What are the consequences of a "living wage?" In a July 2010 op-ed in the Baltimore Business Journal, Michael Saltsman, who is identified as the research director for the Employment Policy Institute (EPI) at Wikipedia, writes:
"Despite the damage done to businesses already in the city of Baltimore, a living wage mandate also kills jobs by erecting a big red “Keep Out” sign for larger retailers looking to locate inside city limits. Given the chance to pay $7.25 an hour to entry-level employees in the county, or over $3 more in the city, it’s far more attractive to put down roots just outside that city line. Jobs and tax dollars will both flee the city for the friendlier confines of Baltimore County.
"Chicago’s Democratic mayor, Richard Daley, understood this. A few years back, the Chicago City Council passed similar living wage legislation, and Daley promptly vetoed it (his first veto after 17 years in office). Why would a business open in a locale that imposes unnecessary costs upon them?"
In an op-ed about the lower minimum wage for Forbes magazine, dated November 26, 2014, Mike Patton concludes:
"Even though it’s true that raising the minimum wage would result in more money for those who receive it, because it is so low (hence the word minimum), it would have very little effect on the U.S. economy. Therefore, I think this is more about class envy than anything else. And, like so many arguments today, you can’t overlook the political component. (emphasis in the original)
"Despite efforts to the contrary, America is still the “Land of Opportunity” for those who will roll up their sleeves and work hard to obtain the necessary skills for a higher paying position. A minimum wage job, after all, should never be the end game. Rather it should be a beginning step in the career path for those inclined to improve their circumstances. Unfortunately, we have a country filled with individuals who are satisfied with a welfare check, but who are fully capable of working and becoming a productive member of society. If government really wants to help our economy, it’ll focus on getting people off of entitlements and back to work. How long will it take before the electorate starts to figure out that the game played by many elected officials is not intended to boost the economy, but rather to garner votes. How long?"
The Cato Institute has a concise 1-page presentation of four reasons for not raising the minimum wage.
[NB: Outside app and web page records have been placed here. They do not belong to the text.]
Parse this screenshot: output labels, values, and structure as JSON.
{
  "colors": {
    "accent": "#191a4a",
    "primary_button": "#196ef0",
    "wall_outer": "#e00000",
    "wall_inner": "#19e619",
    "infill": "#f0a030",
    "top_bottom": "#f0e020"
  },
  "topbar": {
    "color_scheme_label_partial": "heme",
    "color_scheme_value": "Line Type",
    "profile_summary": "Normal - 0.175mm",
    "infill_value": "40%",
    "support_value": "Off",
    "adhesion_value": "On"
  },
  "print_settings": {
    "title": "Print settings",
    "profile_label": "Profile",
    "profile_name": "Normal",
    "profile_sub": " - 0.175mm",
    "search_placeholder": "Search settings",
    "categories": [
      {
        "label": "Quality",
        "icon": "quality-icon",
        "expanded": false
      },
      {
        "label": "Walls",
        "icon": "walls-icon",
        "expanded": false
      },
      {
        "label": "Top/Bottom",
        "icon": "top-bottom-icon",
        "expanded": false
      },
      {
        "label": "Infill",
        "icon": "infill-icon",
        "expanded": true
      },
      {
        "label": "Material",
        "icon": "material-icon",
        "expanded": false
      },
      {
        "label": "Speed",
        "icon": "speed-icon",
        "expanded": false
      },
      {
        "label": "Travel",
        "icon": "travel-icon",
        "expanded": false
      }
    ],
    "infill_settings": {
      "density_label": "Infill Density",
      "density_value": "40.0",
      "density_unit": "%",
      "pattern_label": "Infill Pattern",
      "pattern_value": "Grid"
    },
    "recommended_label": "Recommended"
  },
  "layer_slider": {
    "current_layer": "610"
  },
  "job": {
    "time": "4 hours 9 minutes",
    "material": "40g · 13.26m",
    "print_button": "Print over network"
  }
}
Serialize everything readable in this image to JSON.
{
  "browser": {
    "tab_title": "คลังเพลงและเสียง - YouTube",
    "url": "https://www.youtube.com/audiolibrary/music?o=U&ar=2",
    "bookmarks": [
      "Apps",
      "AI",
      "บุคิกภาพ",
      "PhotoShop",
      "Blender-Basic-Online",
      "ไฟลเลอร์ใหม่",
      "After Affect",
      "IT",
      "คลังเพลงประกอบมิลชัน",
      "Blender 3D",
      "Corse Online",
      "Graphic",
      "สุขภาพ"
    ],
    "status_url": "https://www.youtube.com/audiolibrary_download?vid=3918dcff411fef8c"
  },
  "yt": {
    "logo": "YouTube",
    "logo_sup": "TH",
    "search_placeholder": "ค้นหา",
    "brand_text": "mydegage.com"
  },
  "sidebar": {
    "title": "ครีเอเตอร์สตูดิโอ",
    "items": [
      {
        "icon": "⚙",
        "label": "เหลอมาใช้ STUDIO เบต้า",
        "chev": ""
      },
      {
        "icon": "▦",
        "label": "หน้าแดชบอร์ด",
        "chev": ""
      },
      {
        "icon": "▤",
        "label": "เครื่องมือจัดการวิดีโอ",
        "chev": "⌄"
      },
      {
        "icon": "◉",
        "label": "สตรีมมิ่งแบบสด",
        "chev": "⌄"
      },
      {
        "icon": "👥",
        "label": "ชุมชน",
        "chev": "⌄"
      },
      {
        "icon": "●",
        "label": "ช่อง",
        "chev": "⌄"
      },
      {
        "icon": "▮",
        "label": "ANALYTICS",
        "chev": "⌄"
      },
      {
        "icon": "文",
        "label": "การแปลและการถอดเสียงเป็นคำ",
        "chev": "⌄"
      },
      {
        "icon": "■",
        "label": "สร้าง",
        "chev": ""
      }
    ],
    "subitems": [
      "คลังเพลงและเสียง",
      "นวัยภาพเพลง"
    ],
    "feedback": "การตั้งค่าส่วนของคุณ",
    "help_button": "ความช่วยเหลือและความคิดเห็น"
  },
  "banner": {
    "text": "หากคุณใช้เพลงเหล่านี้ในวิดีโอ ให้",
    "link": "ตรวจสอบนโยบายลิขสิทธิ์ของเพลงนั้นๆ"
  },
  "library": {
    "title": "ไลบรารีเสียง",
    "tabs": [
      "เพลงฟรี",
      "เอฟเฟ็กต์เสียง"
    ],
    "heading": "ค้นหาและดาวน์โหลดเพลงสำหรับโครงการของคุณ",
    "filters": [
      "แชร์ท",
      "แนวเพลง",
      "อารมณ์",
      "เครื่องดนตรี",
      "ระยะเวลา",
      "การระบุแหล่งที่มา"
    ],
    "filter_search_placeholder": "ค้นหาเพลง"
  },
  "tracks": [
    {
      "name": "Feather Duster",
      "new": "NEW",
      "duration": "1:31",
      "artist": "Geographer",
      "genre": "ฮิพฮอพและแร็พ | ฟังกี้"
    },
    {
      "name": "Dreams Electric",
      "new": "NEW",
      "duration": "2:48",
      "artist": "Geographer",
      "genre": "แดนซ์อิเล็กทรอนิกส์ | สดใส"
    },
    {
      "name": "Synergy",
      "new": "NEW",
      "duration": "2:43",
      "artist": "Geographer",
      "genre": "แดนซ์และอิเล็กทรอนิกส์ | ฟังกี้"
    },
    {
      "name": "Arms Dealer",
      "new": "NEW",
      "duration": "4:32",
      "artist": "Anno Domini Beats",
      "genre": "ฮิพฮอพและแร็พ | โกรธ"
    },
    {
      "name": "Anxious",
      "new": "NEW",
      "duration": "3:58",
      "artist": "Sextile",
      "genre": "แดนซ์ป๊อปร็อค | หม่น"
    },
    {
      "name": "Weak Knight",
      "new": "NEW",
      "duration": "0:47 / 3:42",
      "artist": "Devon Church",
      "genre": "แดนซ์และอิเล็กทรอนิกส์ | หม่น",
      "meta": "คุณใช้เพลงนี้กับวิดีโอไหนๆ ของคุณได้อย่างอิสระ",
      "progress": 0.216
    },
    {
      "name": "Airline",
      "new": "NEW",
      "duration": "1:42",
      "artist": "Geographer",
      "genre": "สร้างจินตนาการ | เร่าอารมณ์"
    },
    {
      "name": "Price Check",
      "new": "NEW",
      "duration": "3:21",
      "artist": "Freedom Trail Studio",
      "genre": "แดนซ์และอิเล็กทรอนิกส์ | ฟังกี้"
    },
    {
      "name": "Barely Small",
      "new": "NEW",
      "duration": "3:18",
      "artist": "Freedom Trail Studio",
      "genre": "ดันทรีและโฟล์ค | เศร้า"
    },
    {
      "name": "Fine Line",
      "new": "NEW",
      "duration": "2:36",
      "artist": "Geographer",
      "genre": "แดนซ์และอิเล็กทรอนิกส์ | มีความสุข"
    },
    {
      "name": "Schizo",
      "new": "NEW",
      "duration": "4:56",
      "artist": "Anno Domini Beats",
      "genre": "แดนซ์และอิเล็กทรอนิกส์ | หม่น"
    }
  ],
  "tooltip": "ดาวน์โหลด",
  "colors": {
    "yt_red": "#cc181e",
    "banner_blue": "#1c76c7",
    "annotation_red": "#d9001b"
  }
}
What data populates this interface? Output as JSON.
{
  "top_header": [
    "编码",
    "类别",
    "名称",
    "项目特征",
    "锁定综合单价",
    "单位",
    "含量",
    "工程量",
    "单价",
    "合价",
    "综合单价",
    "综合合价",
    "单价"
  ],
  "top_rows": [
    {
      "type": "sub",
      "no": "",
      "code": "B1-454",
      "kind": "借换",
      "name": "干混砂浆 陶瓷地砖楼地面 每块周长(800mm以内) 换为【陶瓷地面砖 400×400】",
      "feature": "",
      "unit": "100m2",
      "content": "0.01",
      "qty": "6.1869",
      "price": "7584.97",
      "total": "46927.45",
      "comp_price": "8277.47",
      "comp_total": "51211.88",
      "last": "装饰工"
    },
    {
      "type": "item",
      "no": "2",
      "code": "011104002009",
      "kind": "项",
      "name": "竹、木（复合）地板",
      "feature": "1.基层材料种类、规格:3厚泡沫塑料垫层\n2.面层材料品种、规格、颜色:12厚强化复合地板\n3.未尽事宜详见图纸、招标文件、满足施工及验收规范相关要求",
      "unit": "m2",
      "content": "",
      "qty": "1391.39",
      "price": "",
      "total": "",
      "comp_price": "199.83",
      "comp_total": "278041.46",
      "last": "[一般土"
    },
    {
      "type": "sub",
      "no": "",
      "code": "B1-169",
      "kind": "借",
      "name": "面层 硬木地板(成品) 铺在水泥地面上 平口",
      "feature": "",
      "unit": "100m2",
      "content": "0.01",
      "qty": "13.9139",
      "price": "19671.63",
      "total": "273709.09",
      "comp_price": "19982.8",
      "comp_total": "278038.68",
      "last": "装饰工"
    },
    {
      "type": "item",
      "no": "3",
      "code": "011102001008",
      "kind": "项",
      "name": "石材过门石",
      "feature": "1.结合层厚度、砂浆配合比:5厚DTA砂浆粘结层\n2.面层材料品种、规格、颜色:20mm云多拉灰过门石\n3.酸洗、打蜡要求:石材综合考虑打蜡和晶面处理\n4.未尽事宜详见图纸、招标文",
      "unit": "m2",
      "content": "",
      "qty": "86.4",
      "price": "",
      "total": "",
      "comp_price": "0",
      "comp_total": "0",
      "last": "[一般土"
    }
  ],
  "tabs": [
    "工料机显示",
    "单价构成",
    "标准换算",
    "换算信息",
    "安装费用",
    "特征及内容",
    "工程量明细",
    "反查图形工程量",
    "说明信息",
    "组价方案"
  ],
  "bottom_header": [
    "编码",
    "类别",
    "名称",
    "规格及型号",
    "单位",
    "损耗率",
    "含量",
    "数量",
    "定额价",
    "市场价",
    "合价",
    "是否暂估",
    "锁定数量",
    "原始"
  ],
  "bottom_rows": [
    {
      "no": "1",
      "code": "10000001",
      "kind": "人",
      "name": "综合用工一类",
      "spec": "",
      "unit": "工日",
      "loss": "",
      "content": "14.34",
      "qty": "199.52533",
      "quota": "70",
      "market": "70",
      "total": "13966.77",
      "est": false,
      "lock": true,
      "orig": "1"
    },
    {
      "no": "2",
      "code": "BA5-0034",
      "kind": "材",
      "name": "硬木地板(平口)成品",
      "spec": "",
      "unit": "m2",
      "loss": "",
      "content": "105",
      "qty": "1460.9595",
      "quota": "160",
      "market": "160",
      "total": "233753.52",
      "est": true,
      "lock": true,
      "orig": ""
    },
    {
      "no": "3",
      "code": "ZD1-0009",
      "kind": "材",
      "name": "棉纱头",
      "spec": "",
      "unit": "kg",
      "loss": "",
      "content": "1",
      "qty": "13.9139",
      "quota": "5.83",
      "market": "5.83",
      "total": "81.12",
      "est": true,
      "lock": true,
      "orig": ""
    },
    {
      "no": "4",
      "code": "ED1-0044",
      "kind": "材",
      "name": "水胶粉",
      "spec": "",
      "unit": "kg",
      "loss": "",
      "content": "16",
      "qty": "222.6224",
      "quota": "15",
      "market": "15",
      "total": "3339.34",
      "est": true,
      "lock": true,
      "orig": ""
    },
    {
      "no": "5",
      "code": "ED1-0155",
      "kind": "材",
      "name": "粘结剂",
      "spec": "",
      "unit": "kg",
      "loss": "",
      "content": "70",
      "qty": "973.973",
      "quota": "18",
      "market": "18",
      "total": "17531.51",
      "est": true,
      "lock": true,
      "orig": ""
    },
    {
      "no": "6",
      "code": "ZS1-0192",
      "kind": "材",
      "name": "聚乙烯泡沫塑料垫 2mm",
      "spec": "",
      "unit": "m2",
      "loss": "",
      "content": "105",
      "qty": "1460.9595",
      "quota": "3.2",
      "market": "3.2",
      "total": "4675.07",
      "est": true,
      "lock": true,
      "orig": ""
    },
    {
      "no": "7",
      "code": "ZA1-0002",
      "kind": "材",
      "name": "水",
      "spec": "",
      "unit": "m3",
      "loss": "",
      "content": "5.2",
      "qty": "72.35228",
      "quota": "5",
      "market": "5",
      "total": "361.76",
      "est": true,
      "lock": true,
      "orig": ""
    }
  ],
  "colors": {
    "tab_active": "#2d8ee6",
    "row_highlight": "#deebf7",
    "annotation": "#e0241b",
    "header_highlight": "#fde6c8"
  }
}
A so-called 'living wage,' according to Investopedia, is defined as, "A theoretical wage level that allows the earner to afford adequate shelter, food and the other necessities of life. The living wage should be substantial enough to ensure that no more than 30% of it needs to be spent on housing. The goal of the living wage is to allow employees to earn enough income for a satisfactory standard of living." However, you can think of it as the minimum wage on steroids.
This is not the first year that Delegate Davis has sponsored The February 19, 2015 Augusta Free Press reported on the floor debate that focused on his HB 1608 legislation.
Arlington County has a living wage policy, and currently mandates a living wage of $13.13 per hour, and applies to service contracts with an estimated annual value greater than $100,000. It is defined in Article 4-103 of the Arlington County Purchasing Resolution. Further details can be found here.
We will growl more about Del. Davis' HB 264 in the coming days. However, we wanted to alert Arlington County taxpayers about the context for Del. Davis' legislation.